## What is needed
Go through the records and copy each line where the word "프론티어" occurs.
*** Opening of Data for processing ***
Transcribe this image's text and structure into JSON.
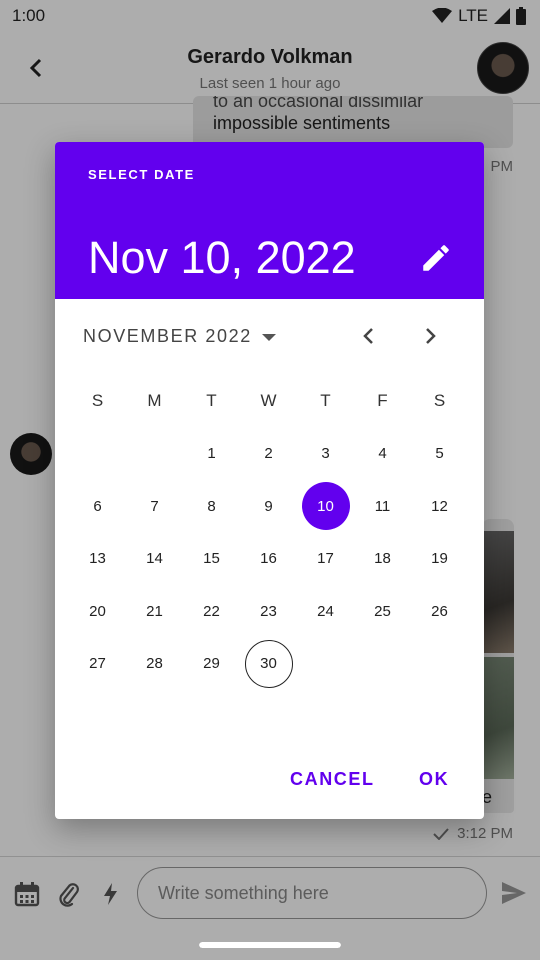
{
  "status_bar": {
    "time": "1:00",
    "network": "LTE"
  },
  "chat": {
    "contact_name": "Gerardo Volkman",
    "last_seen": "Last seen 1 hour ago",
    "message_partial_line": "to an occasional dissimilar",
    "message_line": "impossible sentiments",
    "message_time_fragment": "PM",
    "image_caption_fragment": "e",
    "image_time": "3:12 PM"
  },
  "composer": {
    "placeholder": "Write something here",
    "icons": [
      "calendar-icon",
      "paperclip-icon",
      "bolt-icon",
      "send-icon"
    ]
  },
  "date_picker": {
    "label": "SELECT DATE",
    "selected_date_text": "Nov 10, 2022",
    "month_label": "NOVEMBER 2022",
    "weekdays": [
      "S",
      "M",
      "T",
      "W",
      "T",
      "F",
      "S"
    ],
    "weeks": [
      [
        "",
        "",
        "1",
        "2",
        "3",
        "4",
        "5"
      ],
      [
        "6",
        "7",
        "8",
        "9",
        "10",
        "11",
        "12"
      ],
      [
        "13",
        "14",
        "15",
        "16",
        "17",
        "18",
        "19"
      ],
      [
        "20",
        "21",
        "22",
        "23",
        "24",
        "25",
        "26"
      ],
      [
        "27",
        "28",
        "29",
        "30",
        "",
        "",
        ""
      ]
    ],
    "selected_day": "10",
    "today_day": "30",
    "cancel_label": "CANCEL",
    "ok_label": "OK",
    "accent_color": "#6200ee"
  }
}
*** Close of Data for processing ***
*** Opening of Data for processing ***
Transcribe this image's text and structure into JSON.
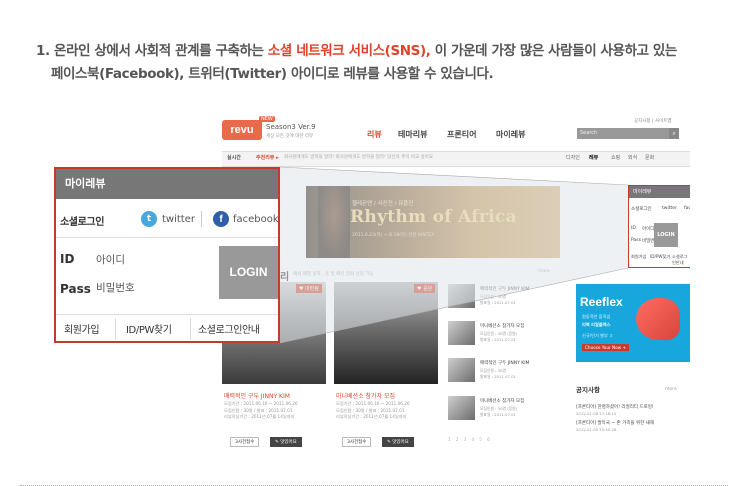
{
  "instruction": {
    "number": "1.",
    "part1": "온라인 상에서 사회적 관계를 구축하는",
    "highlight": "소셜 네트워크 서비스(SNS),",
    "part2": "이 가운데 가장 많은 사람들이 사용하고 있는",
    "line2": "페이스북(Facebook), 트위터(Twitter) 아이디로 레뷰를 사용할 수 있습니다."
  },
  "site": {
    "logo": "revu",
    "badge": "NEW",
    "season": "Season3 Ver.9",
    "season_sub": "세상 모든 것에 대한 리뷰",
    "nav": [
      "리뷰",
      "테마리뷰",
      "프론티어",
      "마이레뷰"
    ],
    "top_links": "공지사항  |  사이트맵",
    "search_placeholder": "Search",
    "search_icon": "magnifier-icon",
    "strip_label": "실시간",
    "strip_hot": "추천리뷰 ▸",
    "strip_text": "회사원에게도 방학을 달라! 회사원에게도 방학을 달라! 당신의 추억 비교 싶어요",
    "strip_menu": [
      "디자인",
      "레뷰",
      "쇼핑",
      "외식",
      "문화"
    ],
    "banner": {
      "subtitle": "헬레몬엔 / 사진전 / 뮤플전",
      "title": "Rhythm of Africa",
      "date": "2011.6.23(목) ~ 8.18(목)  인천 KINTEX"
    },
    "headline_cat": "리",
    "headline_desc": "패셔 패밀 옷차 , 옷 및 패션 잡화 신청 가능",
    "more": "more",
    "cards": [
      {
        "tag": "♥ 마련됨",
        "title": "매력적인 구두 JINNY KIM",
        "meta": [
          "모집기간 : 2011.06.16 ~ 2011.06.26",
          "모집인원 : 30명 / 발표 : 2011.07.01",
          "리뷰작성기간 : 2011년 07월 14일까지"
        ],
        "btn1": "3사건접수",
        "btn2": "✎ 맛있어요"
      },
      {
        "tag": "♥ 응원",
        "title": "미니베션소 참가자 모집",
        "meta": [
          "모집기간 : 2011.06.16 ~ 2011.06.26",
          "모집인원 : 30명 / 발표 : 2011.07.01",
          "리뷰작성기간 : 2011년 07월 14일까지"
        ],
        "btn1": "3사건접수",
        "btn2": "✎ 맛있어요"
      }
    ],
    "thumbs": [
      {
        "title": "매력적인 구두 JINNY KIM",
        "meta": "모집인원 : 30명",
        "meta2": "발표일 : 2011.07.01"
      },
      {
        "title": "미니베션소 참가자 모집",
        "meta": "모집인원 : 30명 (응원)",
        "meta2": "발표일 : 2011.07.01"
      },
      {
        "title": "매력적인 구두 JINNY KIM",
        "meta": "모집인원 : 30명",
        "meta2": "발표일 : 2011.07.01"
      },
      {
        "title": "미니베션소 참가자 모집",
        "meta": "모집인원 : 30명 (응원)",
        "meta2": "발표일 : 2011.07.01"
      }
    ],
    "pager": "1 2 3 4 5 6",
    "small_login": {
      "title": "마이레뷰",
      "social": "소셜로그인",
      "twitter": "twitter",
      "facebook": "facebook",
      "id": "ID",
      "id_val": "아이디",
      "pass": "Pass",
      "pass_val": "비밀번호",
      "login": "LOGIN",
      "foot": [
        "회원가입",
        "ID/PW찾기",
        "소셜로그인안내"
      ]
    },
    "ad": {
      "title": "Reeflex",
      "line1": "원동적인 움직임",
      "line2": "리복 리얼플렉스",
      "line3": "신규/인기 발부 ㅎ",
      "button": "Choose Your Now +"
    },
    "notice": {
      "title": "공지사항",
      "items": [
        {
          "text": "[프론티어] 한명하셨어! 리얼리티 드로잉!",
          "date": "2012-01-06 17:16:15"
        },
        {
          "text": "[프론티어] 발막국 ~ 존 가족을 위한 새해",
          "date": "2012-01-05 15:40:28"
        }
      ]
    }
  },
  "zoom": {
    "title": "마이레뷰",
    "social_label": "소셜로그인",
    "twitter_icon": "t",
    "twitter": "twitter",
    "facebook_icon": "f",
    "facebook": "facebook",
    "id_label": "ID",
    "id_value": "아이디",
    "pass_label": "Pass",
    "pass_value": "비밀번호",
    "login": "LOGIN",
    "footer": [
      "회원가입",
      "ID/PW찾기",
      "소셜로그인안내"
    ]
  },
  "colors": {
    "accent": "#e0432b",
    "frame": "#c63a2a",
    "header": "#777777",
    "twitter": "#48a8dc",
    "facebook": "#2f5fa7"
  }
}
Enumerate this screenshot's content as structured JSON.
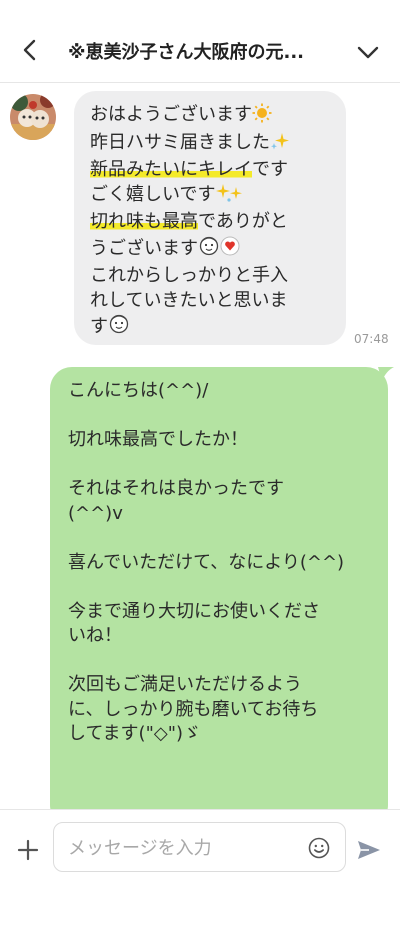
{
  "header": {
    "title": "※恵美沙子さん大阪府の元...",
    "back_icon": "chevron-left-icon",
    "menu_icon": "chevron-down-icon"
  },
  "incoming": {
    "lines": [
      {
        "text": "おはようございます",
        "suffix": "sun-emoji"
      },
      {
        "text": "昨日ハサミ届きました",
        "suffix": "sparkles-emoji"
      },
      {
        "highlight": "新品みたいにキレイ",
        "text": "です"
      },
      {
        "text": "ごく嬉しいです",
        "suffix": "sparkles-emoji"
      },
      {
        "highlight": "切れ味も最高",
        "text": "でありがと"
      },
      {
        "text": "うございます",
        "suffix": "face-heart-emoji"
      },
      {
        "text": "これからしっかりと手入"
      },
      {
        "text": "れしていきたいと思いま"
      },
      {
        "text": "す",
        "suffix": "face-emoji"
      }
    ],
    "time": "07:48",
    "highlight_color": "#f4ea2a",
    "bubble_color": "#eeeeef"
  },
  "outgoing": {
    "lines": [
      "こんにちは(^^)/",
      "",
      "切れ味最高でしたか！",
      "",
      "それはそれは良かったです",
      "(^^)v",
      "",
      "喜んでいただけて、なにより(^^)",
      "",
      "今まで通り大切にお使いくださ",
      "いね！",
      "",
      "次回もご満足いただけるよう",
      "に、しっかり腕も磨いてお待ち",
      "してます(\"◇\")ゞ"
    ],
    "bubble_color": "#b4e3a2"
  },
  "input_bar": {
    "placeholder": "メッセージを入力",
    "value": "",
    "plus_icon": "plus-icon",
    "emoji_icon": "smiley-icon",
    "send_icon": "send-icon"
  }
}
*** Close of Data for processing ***
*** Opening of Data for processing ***
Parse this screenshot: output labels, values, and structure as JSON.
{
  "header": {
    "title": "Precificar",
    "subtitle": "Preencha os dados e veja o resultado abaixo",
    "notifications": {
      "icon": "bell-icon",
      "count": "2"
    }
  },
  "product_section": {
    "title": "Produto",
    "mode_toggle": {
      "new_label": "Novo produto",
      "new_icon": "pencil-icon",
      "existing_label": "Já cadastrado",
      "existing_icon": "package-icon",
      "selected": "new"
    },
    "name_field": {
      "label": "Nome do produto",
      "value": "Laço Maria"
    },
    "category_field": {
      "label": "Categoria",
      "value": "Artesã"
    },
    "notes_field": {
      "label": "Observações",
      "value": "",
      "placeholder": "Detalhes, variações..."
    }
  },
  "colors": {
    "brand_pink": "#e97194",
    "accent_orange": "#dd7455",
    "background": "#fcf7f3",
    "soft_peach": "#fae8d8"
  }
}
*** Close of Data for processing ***
## Result of this task
      "프론티어",
          "text": "[프론티어] 한명하셨어! 리얼리티 드로잉!",
          "text": "[프론티어] 발막국 ~ 존 가족을 위한 새해",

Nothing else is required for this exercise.